### Aim of the task
The word "Studio" marks the lines you need; copy each of them from the data.

::: Supplied entries :::

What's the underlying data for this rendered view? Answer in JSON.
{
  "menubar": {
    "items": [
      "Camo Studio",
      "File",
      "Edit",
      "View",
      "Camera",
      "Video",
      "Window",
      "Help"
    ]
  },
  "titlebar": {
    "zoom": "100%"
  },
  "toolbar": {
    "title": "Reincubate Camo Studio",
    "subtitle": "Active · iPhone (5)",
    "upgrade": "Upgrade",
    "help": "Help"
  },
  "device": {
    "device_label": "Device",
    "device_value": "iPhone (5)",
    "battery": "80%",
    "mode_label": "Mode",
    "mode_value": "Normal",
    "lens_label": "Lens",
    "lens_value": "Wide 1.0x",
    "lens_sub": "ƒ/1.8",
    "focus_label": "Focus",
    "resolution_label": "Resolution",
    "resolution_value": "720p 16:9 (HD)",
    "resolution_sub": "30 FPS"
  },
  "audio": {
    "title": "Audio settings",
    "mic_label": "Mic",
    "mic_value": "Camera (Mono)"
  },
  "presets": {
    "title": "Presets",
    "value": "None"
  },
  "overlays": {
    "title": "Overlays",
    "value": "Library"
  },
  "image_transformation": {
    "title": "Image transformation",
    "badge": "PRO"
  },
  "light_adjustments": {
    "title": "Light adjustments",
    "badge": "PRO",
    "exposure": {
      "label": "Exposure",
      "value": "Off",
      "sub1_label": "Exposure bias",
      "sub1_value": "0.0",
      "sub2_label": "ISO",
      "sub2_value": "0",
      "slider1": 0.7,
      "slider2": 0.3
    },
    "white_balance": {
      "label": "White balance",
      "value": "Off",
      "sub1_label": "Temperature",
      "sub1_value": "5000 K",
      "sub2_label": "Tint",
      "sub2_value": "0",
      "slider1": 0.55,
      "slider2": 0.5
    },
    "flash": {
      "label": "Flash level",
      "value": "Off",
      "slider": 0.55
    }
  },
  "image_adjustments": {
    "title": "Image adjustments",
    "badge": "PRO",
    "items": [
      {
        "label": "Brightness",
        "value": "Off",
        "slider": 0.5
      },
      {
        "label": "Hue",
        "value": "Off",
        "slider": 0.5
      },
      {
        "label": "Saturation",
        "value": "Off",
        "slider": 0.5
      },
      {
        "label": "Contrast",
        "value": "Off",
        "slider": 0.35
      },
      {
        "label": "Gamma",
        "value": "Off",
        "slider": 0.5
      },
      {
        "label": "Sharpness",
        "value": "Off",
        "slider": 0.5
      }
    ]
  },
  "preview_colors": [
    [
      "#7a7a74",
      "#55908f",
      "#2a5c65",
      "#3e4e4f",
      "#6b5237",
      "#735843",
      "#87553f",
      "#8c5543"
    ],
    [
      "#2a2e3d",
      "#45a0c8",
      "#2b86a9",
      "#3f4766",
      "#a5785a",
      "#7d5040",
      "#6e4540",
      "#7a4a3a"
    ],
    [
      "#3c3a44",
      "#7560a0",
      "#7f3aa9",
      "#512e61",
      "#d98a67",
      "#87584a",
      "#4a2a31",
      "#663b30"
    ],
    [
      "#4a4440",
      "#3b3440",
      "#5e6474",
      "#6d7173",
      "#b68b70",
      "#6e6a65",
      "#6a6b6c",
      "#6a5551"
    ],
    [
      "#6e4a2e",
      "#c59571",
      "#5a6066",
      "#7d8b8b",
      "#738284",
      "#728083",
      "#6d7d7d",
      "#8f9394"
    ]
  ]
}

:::

### Result
      "Camo Studio",
    "title": "Reincubate Camo Studio",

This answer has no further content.